WORK TO COMPLETE - Here are some records. Repeat them all exactly.

- Opening Delimiter -

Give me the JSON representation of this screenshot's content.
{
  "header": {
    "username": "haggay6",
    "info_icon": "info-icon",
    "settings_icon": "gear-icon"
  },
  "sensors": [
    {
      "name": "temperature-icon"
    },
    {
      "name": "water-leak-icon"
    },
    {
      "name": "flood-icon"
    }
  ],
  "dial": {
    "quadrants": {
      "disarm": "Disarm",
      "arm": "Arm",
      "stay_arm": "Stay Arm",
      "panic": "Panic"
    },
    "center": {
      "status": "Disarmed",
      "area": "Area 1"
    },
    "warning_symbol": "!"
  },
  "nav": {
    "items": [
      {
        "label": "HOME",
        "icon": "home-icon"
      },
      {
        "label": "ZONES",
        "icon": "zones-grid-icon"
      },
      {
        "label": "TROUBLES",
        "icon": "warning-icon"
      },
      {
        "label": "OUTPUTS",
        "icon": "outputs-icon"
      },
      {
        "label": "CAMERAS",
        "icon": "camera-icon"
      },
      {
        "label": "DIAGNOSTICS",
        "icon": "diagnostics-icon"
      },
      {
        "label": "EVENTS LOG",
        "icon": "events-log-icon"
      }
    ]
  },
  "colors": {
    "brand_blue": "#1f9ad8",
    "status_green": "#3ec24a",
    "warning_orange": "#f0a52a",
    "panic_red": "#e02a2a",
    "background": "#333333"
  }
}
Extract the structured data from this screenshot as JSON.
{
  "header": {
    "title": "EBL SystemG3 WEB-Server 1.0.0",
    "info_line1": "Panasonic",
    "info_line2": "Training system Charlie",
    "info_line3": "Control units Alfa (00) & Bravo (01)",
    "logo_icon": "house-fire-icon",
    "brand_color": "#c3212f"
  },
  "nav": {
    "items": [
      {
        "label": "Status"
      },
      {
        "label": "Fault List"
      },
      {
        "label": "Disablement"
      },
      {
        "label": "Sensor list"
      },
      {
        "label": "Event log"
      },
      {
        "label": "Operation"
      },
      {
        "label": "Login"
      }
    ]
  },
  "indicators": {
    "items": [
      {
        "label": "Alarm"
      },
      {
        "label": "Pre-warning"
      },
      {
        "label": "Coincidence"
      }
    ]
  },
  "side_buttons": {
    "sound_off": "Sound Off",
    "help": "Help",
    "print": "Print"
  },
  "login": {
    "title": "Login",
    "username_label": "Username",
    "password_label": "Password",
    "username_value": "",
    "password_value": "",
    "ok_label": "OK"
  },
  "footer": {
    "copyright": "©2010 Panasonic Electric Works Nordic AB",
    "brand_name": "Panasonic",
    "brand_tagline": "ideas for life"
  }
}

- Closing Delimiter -

RESPONSE FOR THIS EXERCISE -
Give me the JSON representation of this screenshot's content.
{
  "header": {
    "username": "haggay6",
    "info_icon": "info-icon",
    "settings_icon": "gear-icon"
  },
  "sensors": [
    {
      "name": "temperature-icon"
    },
    {
      "name": "water-leak-icon"
    },
    {
      "name": "flood-icon"
    }
  ],
  "dial": {
    "quadrants": {
      "disarm": "Disarm",
      "arm": "Arm",
      "stay_arm": "Stay Arm",
      "panic": "Panic"
    },
    "center": {
      "status": "Disarmed",
      "area": "Area 1"
    },
    "warning_symbol": "!"
  },
  "nav": {
    "items": [
      {
        "label": "HOME",
        "icon": "home-icon"
      },
      {
        "label": "ZONES",
        "icon": "zones-grid-icon"
      },
      {
        "label": "TROUBLES",
        "icon": "warning-icon"
      },
      {
        "label": "OUTPUTS",
        "icon": "outputs-icon"
      },
      {
        "label": "CAMERAS",
        "icon": "camera-icon"
      },
      {
        "label": "DIAGNOSTICS",
        "icon": "diagnostics-icon"
      },
      {
        "label": "EVENTS LOG",
        "icon": "events-log-icon"
      }
    ]
  },
  "colors": {
    "brand_blue": "#1f9ad8",
    "status_green": "#3ec24a",
    "warning_orange": "#f0a52a",
    "panic_red": "#e02a2a",
    "background": "#333333"
  }
}
Extract the structured data from this screenshot as JSON.
{
  "header": {
    "title": "EBL SystemG3 WEB-Server 1.0.0",
    "info_line1": "Panasonic",
    "info_line2": "Training system Charlie",
    "info_line3": "Control units Alfa (00) & Bravo (01)",
    "logo_icon": "house-fire-icon",
    "brand_color": "#c3212f"
  },
  "nav": {
    "items": [
      {
        "label": "Status"
      },
      {
        "label": "Fault List"
      },
      {
        "label": "Disablement"
      },
      {
        "label": "Sensor list"
      },
      {
        "label": "Event log"
      },
      {
        "label": "Operation"
      },
      {
        "label": "Login"
      }
    ]
  },
  "indicators": {
    "items": [
      {
        "label": "Alarm"
      },
      {
        "label": "Pre-warning"
      },
      {
        "label": "Coincidence"
      }
    ]
  },
  "side_buttons": {
    "sound_off": "Sound Off",
    "help": "Help",
    "print": "Print"
  },
  "login": {
    "title": "Login",
    "username_label": "Username",
    "password_label": "Password",
    "username_value": "",
    "password_value": "",
    "ok_label": "OK"
  },
  "footer": {
    "copyright": "©2010 Panasonic Electric Works Nordic AB",
    "brand_name": "Panasonic",
    "brand_tagline": "ideas for life"
  }
}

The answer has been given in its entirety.